▼

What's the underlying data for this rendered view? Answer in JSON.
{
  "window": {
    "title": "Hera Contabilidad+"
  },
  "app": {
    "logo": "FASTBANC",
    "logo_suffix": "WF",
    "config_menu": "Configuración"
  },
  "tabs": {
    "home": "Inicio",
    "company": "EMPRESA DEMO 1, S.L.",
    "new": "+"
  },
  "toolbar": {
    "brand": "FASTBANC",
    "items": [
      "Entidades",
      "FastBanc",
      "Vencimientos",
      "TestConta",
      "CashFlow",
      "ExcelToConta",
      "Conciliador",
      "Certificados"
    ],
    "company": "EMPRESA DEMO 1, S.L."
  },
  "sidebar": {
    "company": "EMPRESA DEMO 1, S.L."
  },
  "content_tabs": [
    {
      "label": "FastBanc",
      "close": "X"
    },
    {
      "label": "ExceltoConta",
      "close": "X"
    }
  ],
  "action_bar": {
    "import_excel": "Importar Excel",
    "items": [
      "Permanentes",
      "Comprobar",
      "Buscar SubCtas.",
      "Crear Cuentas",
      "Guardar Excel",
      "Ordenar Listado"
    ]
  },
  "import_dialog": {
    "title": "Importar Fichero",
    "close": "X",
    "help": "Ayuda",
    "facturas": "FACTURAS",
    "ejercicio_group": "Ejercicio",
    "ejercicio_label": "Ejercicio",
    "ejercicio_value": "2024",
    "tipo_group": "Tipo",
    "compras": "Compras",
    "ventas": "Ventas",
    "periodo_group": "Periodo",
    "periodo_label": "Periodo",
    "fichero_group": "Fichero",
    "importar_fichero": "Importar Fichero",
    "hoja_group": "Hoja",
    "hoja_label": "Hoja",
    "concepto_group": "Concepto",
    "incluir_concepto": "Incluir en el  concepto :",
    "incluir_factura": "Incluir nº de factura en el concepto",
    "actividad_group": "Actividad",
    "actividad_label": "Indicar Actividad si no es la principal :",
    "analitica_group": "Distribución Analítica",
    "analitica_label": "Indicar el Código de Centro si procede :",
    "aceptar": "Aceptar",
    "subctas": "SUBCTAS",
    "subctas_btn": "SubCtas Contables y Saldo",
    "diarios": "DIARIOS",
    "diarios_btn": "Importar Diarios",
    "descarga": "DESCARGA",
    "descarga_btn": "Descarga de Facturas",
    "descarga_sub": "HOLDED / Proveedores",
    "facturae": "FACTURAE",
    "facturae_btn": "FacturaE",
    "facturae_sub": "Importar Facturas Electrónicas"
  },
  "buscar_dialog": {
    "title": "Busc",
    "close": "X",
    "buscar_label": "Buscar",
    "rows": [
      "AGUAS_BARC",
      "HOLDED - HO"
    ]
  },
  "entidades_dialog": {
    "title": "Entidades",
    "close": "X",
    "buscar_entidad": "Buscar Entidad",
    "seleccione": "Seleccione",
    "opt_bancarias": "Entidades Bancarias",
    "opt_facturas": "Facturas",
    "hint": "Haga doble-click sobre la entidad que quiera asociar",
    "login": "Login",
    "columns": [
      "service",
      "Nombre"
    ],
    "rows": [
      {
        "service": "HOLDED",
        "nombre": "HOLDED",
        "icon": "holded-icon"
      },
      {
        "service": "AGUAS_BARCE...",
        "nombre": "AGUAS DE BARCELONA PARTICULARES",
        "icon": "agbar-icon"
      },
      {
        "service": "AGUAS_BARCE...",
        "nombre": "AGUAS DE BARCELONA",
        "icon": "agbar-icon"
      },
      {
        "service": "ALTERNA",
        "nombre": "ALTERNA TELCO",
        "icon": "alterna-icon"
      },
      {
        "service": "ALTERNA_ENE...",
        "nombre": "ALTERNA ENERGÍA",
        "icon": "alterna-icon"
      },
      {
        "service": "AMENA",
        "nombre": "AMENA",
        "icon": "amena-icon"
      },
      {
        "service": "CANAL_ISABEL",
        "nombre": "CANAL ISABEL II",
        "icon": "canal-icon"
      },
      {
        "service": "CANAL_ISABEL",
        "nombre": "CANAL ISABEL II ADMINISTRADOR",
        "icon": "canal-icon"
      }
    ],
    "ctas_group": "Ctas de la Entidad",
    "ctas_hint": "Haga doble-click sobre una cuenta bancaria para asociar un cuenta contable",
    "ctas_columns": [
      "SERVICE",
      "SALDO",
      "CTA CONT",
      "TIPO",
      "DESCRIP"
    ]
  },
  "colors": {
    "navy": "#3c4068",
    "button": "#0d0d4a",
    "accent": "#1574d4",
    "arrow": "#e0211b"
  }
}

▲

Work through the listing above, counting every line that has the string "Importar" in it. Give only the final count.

* _THE COMPLETED TASK_:
5